■ PROBLEM STATEMENT ■
Please output each entry in the material beneath exactly as shown.

■ DATA EXTRACTS ■
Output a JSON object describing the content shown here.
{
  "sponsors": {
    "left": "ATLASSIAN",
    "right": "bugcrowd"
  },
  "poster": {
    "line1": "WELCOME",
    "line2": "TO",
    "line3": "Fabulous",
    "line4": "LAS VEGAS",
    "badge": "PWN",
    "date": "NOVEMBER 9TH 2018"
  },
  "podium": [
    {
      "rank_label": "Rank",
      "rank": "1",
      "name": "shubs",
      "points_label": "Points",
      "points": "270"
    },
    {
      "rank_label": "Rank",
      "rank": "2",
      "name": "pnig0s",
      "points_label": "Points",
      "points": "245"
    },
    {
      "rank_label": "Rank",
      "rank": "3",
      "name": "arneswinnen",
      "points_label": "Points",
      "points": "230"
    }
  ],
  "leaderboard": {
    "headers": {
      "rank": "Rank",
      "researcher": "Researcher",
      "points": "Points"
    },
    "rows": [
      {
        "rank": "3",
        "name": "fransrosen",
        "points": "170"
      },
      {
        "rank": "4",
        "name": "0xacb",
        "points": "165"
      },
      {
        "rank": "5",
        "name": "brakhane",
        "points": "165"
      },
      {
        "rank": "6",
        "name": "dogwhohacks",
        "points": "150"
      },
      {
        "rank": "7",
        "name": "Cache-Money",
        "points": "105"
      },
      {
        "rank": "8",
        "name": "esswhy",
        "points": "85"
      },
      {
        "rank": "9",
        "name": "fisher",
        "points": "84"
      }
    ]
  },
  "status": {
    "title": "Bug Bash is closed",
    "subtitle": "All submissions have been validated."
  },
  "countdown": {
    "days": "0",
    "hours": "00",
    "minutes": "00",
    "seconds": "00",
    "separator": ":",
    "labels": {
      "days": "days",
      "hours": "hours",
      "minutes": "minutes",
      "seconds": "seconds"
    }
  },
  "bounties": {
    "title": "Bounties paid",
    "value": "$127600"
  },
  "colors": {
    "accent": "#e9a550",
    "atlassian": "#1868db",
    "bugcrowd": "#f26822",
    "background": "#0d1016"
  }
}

■ SOLUTION TO THE PROBLEM ■
Output a JSON object describing the content shown here.
{
  "sponsors": {
    "left": "ATLASSIAN",
    "right": "bugcrowd"
  },
  "poster": {
    "line1": "WELCOME",
    "line2": "TO",
    "line3": "Fabulous",
    "line4": "LAS VEGAS",
    "badge": "PWN",
    "date": "NOVEMBER 9TH 2018"
  },
  "podium": [
    {
      "rank_label": "Rank",
      "rank": "1",
      "name": "shubs",
      "points_label": "Points",
      "points": "270"
    },
    {
      "rank_label": "Rank",
      "rank": "2",
      "name": "pnig0s",
      "points_label": "Points",
      "points": "245"
    },
    {
      "rank_label": "Rank",
      "rank": "3",
      "name": "arneswinnen",
      "points_label": "Points",
      "points": "230"
    }
  ],
  "leaderboard": {
    "headers": {
      "rank": "Rank",
      "researcher": "Researcher",
      "points": "Points"
    },
    "rows": [
      {
        "rank": "3",
        "name": "fransrosen",
        "points": "170"
      },
      {
        "rank": "4",
        "name": "0xacb",
        "points": "165"
      },
      {
        "rank": "5",
        "name": "brakhane",
        "points": "165"
      },
      {
        "rank": "6",
        "name": "dogwhohacks",
        "points": "150"
      },
      {
        "rank": "7",
        "name": "Cache-Money",
        "points": "105"
      },
      {
        "rank": "8",
        "name": "esswhy",
        "points": "85"
      },
      {
        "rank": "9",
        "name": "fisher",
        "points": "84"
      }
    ]
  },
  "status": {
    "title": "Bug Bash is closed",
    "subtitle": "All submissions have been validated."
  },
  "countdown": {
    "days": "0",
    "hours": "00",
    "minutes": "00",
    "seconds": "00",
    "separator": ":",
    "labels": {
      "days": "days",
      "hours": "hours",
      "minutes": "minutes",
      "seconds": "seconds"
    }
  },
  "bounties": {
    "title": "Bounties paid",
    "value": "$127600"
  },
  "colors": {
    "accent": "#e9a550",
    "atlassian": "#1868db",
    "bugcrowd": "#f26822",
    "background": "#0d1016"
  }
}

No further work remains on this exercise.